# TASK REQUIREMENTS:
From the entries, filter out every line that lacks "reviews" and copy the rest.

[Web page and app entries]
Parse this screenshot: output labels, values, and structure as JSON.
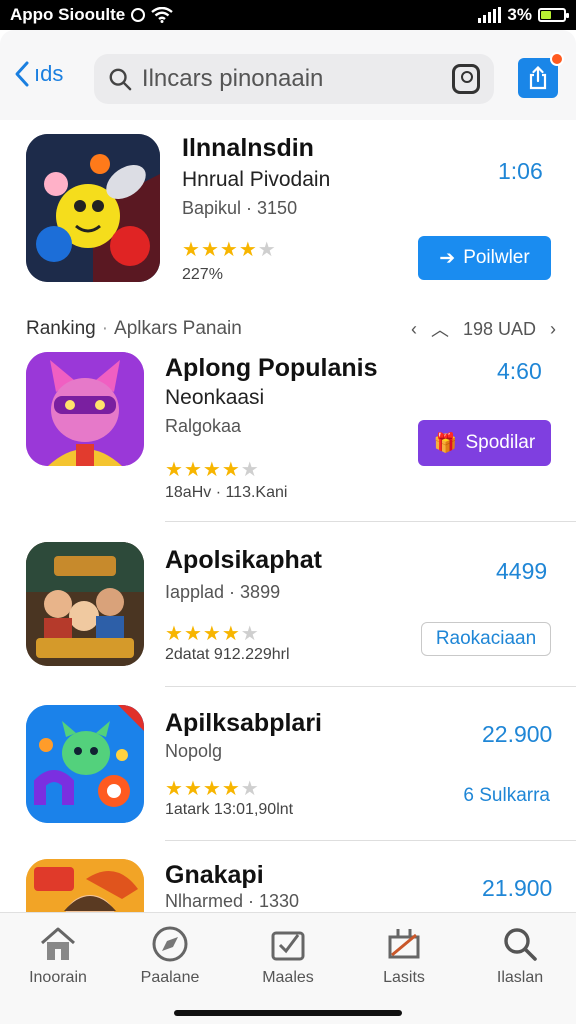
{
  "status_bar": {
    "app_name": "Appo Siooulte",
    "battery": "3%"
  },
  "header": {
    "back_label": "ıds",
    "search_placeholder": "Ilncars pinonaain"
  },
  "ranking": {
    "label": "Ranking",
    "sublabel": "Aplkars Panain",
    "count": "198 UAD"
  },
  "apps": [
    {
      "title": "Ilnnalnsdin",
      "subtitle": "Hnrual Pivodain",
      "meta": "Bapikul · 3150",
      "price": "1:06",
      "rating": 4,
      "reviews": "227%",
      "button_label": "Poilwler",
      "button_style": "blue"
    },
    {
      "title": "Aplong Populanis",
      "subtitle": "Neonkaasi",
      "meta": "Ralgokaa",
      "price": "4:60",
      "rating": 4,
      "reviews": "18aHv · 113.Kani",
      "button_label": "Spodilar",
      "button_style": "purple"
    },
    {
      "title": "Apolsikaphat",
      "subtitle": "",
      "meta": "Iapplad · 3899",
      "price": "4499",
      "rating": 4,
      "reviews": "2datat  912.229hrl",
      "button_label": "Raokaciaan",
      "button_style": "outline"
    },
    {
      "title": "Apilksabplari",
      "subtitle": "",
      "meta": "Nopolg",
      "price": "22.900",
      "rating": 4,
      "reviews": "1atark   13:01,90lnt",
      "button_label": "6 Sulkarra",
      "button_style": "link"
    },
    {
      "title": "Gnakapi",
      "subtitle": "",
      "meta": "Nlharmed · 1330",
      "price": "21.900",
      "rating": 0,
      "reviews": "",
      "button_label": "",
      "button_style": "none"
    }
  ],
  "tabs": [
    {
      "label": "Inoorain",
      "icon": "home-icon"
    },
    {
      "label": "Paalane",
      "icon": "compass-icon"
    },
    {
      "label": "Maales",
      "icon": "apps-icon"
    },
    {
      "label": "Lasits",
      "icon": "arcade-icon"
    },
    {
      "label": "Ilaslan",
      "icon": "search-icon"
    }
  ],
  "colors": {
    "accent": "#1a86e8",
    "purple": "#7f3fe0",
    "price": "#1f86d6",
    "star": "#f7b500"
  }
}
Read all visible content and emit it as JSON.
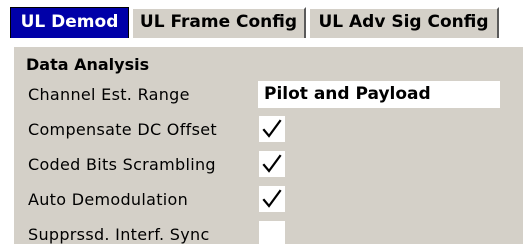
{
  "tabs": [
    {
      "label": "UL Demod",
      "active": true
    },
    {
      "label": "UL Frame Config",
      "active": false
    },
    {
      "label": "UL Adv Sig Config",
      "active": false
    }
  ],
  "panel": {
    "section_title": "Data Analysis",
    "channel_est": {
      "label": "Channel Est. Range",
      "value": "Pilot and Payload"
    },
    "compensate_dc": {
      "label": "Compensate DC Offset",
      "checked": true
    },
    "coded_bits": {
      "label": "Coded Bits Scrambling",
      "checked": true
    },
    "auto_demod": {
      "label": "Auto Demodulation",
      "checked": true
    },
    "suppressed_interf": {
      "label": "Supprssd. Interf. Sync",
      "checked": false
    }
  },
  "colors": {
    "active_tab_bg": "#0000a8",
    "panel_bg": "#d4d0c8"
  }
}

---

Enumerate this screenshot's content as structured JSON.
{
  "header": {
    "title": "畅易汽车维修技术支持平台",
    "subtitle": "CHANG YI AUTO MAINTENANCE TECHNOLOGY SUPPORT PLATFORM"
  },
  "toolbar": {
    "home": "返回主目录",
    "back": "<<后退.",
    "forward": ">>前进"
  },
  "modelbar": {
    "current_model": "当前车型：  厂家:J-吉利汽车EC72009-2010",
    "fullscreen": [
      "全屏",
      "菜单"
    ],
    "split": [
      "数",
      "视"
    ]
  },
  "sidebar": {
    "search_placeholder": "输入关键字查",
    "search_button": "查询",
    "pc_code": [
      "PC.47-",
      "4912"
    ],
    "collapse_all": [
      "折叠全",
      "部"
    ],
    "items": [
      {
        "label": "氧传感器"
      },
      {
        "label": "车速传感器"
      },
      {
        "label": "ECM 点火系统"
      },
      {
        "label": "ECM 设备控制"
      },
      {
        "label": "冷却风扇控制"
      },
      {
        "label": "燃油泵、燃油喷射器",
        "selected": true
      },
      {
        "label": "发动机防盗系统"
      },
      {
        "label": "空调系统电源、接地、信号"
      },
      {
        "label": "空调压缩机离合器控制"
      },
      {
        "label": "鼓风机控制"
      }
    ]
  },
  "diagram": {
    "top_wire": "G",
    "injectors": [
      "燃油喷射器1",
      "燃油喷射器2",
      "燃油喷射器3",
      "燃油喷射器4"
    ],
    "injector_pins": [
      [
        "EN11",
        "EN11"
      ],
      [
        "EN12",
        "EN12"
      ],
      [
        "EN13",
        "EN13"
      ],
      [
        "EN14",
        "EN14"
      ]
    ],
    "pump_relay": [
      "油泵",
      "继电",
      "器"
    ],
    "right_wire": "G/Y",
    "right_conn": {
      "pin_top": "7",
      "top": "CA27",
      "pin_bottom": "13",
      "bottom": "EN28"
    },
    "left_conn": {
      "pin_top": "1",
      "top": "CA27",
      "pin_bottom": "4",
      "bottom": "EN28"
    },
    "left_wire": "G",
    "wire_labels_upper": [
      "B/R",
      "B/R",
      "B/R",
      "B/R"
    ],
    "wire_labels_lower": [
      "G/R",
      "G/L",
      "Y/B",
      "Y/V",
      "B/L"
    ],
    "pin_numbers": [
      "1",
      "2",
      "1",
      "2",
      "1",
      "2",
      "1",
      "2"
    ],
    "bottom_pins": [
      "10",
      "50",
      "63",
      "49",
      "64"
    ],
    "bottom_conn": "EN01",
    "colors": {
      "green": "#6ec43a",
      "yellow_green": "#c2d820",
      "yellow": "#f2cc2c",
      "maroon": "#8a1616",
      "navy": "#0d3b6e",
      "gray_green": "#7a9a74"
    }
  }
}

# RESULT FOR THIS EXERCISE:
      "reviews": "227%",
      "reviews": "18aHv · 113.Kani",
      "reviews": "2datat  912.229hrl",
      "reviews": "1atark   13:01,90lnt",
      "reviews": "",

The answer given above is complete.